“No wonder he goes by Manny.”
“It’s French, I think.”
“And then there’s Cade …”
“That‘s an awful name! How come mothers and fathers named their babies things like that?”
“I don’t know. I guess they just like to torture their children.”
“That must be it. We’ve got good names, though.”
“Nathan Under and Joshua Bailey,“ Josh said slowly. “They’re nice, I suppose. When I’m grown up, though, I’ll go by Josh Bailey to everyone except my employees. I’d like to be J.M. Bailey, Old Mister J.M., to them.”
“You gonna have a lot of employees?”
“Well, I got to run the family business, haven’t I?” Josh’s father was the head of a big stockbroker’s firm.
“Sure, sure, and I’m sticking to the coal business,” Nat said. “So, is that enough people?”
“John, Larry, the Bradford boys, Manny, Cade, and Ellen.”
“That leaves us with an uneven number.”
“Well, then … I suppose we’ll have to think of someone else.”
A long silence ensued. Josh swished the last of his milk around the bottom of his glass; Nat fidgeted with his napkin.
“All right then. How about Polly?”
“Oh, come on, Nat! I thought we were over her.”

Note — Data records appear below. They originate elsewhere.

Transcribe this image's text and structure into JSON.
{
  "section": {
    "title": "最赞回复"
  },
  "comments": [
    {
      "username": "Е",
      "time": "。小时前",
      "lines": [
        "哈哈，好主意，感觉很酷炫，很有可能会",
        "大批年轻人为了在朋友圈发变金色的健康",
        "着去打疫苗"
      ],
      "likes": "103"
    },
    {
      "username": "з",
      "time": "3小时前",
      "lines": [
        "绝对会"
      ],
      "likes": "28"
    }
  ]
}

“There’s nothing wrong with inviting her to play with us.”
“She can’t even talk!”
“Sure, she can talk! She just doesn’t want to, I guess.”
“Who doesn’t want to talk?” Josh asked scornfully.
“Well, not you, for sure,” Nat laughed. “I think sometimes that talking is your most favorite thing in the world. But it isn’t like that for everyone. I don’t mind a little peace and quiet every once and a while myself.”
Josh sighed deeply, like mothers did when the dog tracked mud on the floor or a little stew happened to get spilled on the tablecloth. “All right. But she’s your responsibility. It’s bad enough that I’m letting little Ellen Engall tag along, and we know she’s good at things. Why, this Polly might be just as giggly as Cousin Mary or as squeamish as Belle Engall.”
“Well, you can’t know until you try,” Nat said, almost bouncing on his toes with joy. He restrained this urge, however, and Josh was never the wiser.